mead cohen berger shevtsova garfinkle michta grygiel blankenhorn
China's Rise
China Improving Its Ballistic Systems

China’s missile plans may be far more ambitious than many people realize. Last month, China paraded new long-range missiles through Beijing during its Victory Day celebration, drawing attention to its ballistic capabilities. That’s just the beginning, according to the Federation of American Scientists (FAS), which says China is planning a major ballistic shield project to frustrate the United States’ present deterrent power:

Ever since the end of the Cold War, U.S. security policy has largely assumed that only the United States would possess credible strategic ballistic missile defense capabilities with non-nuclear interceptors. This tacit assumption has been valid for the last quarter century but may not remain valid for long.
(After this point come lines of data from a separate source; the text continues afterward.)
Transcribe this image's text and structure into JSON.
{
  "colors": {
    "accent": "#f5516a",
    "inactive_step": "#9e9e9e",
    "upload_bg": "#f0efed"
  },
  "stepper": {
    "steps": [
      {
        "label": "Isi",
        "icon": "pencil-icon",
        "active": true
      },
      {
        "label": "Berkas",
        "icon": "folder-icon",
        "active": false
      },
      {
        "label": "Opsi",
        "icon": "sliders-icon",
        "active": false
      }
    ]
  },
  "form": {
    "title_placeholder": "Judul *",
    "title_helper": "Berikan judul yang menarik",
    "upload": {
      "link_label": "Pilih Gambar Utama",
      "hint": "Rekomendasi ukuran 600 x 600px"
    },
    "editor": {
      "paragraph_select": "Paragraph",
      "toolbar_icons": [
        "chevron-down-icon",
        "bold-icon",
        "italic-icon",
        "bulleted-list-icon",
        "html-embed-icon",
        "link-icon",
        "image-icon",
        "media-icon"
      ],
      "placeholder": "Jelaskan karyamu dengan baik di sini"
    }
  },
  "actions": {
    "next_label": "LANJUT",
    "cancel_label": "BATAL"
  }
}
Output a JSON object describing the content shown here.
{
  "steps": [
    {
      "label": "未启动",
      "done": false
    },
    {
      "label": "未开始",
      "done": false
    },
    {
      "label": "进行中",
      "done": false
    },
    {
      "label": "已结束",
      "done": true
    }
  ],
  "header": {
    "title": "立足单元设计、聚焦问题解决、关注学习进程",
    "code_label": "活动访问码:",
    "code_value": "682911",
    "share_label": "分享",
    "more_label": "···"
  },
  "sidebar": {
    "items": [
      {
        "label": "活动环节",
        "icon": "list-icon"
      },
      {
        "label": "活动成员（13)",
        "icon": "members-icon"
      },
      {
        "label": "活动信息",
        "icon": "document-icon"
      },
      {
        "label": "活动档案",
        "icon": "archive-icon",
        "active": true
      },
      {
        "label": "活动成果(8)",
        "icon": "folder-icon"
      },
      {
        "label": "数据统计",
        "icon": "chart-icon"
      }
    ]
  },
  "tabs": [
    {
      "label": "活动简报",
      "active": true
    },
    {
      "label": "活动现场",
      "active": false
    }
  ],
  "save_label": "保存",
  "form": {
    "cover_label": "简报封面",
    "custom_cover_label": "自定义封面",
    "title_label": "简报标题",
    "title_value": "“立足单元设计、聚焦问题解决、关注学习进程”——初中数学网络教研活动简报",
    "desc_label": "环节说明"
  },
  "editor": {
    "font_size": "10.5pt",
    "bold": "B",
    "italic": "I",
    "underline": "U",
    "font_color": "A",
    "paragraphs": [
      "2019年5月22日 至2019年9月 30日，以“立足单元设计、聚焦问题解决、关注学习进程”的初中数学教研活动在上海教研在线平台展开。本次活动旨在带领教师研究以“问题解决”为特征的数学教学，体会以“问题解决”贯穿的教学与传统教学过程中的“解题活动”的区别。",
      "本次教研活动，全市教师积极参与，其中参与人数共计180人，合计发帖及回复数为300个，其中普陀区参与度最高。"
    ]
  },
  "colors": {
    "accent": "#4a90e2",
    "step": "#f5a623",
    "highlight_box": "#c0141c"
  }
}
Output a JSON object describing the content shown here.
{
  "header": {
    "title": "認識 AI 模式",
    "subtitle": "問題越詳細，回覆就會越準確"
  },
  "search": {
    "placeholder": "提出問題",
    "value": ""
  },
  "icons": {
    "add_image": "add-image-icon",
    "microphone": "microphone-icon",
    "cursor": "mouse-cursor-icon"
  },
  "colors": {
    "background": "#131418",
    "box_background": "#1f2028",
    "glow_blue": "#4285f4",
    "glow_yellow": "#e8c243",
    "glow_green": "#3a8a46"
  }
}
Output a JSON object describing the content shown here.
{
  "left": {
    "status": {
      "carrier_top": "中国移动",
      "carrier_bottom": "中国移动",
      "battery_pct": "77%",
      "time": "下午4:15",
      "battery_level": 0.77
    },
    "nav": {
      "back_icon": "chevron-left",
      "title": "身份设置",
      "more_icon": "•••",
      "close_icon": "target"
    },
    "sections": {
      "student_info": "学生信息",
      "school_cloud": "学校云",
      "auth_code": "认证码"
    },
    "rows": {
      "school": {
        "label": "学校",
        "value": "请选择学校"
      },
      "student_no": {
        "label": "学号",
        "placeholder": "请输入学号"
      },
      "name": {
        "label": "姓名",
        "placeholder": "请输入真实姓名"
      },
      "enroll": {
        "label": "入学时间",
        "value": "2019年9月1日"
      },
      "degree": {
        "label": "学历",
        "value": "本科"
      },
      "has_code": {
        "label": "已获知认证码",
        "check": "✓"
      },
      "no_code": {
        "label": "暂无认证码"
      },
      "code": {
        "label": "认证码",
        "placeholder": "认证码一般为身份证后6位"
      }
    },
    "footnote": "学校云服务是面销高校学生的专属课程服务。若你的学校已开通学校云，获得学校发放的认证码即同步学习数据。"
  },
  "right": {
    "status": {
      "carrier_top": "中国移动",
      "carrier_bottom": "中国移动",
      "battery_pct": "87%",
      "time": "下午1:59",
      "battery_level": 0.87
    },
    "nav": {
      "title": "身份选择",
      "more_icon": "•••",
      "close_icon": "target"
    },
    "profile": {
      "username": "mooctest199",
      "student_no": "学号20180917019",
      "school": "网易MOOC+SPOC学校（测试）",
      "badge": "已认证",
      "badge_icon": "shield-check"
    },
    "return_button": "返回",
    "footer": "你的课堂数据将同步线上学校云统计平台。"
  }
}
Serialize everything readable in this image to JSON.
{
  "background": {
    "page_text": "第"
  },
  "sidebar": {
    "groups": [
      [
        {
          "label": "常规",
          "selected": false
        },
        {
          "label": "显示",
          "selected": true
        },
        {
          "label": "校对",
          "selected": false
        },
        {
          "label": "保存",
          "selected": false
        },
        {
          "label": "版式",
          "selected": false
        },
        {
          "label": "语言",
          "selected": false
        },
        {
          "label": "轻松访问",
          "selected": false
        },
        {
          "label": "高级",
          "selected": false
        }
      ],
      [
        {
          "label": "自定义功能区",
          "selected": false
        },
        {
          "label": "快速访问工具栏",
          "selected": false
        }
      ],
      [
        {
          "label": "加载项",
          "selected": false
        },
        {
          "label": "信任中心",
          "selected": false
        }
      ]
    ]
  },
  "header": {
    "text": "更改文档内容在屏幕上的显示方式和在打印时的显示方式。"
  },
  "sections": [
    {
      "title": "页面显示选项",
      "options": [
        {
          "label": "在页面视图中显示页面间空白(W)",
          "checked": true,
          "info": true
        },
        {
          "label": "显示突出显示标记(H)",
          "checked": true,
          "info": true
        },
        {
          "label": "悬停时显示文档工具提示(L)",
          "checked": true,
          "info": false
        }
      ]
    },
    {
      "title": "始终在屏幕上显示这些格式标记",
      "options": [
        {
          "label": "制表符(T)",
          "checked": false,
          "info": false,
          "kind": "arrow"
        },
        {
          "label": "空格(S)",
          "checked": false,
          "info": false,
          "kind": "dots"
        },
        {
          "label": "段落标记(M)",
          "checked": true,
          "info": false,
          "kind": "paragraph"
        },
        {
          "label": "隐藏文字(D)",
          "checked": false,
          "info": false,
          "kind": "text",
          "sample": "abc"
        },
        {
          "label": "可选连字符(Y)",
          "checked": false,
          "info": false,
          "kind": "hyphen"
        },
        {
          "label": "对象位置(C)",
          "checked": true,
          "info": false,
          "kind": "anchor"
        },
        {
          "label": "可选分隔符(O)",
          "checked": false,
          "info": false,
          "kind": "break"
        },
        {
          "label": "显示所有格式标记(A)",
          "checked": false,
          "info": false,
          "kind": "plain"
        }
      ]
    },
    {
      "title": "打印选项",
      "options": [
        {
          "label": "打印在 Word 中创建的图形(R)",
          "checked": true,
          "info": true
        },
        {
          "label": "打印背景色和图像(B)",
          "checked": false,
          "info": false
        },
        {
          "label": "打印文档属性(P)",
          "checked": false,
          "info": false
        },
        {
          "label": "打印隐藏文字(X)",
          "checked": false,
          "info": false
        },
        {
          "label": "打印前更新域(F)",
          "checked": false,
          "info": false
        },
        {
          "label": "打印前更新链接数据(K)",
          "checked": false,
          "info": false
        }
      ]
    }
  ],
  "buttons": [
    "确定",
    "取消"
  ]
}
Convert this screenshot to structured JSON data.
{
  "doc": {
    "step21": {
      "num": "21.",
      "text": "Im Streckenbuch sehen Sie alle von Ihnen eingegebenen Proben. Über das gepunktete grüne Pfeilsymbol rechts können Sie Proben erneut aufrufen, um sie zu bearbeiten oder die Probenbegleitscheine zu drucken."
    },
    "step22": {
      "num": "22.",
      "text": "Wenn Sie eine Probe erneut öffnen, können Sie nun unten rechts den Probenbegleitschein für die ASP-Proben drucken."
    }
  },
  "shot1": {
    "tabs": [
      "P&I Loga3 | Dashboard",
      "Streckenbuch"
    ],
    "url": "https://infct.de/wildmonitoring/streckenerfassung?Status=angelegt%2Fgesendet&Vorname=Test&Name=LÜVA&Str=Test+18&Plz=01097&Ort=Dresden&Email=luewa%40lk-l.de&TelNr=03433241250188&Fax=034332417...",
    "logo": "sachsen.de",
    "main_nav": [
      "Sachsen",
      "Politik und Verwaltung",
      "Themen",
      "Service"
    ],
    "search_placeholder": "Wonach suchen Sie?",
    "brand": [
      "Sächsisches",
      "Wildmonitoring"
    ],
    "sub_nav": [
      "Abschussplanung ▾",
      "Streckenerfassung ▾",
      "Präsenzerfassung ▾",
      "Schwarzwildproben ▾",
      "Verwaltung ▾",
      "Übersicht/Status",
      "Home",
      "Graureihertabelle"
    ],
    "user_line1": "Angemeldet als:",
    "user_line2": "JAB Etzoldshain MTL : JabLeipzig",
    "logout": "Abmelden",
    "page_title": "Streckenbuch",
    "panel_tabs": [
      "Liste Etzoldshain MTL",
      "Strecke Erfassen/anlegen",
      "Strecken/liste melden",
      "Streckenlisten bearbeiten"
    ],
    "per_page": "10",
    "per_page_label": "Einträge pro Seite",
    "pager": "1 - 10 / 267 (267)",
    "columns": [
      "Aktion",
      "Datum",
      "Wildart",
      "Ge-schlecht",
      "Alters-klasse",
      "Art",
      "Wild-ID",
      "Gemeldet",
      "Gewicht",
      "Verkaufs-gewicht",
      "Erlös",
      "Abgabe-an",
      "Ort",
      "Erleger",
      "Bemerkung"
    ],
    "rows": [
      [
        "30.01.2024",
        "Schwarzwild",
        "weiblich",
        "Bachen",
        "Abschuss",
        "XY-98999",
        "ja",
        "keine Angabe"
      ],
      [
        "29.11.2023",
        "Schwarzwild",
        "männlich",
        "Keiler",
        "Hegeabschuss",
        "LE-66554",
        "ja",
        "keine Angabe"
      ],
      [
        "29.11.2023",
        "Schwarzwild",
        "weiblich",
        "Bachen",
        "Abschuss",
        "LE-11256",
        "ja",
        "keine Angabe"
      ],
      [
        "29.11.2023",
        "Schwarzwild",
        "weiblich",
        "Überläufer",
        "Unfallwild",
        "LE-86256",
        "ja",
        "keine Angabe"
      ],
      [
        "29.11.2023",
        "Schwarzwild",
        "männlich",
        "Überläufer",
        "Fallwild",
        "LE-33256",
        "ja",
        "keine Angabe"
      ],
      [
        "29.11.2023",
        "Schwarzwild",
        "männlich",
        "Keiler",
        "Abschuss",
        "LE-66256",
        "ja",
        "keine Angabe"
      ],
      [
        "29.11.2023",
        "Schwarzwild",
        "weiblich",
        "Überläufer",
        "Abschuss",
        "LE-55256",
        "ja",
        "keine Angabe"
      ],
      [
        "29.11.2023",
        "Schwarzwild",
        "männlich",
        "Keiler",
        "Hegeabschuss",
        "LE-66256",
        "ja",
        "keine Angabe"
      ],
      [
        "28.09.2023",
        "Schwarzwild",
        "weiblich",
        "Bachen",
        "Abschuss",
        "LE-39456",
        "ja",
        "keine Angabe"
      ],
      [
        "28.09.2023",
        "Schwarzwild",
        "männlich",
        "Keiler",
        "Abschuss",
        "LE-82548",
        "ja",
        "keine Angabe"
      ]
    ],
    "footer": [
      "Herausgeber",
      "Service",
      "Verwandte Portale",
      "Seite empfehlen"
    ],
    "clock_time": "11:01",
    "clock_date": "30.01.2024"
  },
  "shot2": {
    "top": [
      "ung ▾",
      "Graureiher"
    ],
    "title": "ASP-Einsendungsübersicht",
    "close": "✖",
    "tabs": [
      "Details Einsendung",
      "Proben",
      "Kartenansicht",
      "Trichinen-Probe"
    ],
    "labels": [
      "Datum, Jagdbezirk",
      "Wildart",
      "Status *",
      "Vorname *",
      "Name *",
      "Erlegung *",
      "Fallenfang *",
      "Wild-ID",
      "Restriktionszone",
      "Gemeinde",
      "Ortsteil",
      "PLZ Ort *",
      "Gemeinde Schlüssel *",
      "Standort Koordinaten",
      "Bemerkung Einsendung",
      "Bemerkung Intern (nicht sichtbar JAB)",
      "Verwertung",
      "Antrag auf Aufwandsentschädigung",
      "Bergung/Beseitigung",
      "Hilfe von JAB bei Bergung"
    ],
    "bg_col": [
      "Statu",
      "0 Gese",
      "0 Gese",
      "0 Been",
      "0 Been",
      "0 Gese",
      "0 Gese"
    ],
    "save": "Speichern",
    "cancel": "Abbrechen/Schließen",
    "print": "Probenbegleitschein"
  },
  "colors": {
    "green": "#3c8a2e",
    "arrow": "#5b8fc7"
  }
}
Since 2010, China has been openly testing missile interceptors purportedly for BMD purposes, but also useful for anti-satellite (ASAT) weapons.

Meanwhile, the Jamestown Foundation notes that China has successfully launched several satellites in recent weeks:

While much of the media attention in September focused on the intercontinental and intermediate range missiles on display during the September 9 parade, the almost mundane regularity of space launches from Chinese satellite launch centers such as Taiyuan, Jiuquan and Xichang, herald China’s rapid expansion as a space power. The ability to launch a wide variety of satellites and spacecraft is important to China’s continued economic growth and national defense.

We’re generally skeptical of anti-missile efforts. The best example of a successful missile defense system is Israel’s Iron Dome, and it hasn’t had to contend with any particularly sophisticated projectiles. There’s a long history of promises about BMD systems such as Reagan’s infamous Star Wars, but the interception technology is difficult to develop, and often lags that of missiles themselves. Still, if FAS is saying we should take this seriously, that’s notable. And the bottom line is that China’s military is focused on technological catch-up and military expansion even while ours busies itself with polishing the Pentagon doorknobs.

Features Icon
Features
show comments
  • Fat_Man

    “but the interception technology is difficult to develop, and often lags that of missiles themselves”

    Mostly because the Democrat party refuses to fund and develop it.

    • Blackbeard

      Well said!

    • Jim__L

      We can probably rely on diplomacy to deal with powers like China (as long as we have a credible military to back it up.) Interception technology is most useful for rogue nation players, whose missiles are often not state of the art.

      All in all, this shows that Obama’s “nuclear-free” vision is simply a mirage.

  • http://holdingmynose.com Holding My Nose

    If Reagan had not pushed SDI so hard would Iron Dome even have been developed? Also, using the pejorative term “Star Wars” to describe SDI reveals your bias against the idea. I expect more even handed treatment from TAI and WRM.

© The American Interest LLC 2005-2016 About Us Masthead Submissions Advertise Customer Service